Mark Masterson, Victoria University of Wellington, Summer Fellow 2015–2016
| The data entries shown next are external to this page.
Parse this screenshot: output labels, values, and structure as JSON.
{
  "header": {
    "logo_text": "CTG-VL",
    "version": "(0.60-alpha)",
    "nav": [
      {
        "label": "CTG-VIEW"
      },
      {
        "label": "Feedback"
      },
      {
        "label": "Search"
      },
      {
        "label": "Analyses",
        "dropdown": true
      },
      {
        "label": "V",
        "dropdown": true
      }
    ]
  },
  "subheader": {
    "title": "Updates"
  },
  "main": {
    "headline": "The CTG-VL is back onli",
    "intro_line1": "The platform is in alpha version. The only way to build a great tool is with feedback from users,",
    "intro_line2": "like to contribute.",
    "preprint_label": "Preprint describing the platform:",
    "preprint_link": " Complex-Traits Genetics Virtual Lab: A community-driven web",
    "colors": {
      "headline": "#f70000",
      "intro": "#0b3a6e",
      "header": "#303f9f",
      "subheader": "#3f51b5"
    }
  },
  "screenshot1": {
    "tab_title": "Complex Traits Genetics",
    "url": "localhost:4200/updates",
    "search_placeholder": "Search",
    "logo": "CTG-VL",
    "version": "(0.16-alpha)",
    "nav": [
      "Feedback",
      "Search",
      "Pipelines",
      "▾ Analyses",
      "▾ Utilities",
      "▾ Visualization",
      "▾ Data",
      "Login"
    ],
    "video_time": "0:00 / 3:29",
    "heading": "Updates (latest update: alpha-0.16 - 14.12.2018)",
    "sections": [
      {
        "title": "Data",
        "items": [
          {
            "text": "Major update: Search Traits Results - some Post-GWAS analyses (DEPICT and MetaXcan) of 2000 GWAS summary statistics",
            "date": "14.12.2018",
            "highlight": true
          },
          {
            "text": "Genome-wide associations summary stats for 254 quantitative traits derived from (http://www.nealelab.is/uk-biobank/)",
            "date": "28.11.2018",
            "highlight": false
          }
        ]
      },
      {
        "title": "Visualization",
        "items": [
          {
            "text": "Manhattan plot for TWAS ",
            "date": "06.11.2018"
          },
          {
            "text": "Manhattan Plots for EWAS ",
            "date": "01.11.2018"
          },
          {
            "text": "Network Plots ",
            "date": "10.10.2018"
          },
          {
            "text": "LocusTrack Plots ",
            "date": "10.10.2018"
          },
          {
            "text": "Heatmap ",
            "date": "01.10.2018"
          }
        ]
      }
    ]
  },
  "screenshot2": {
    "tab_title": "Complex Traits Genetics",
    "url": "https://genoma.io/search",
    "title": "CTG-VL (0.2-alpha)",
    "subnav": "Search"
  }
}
While at Dumbarton Oaks, I worked on a book project concerned with same-sex desire between men in the Macedonian period (late 800s to 1000s). The project has moved forward gratifyingly, as I now have a solid three-chapter structure consisting of (1) what the tenth-century portrait (synthesized from various histories) of the ninth-century founder of the dynasty, Basil I, can tell us about the relation between authority and same-sex desire in the tenth century; (2) what the role of same-sex desire was in the epistolary networks around emperors Basil II, John I Tzimiskes, and Nikephoros II Phokas; and (3) what sexual dynamics were perceptible in the portraits of two warrior-emperors, Basil II and Nikephoros II Phokas. Looking forward to my conclusions, I will be asserting that same-sex desire was very much present at this time on the basis of its presence in a variety of genres (historiography, epistolography, hagiography, etc.); this leads to a further conclusion that same-sex desire cannot be left out when elite male culture in the Macedonian period is being considered.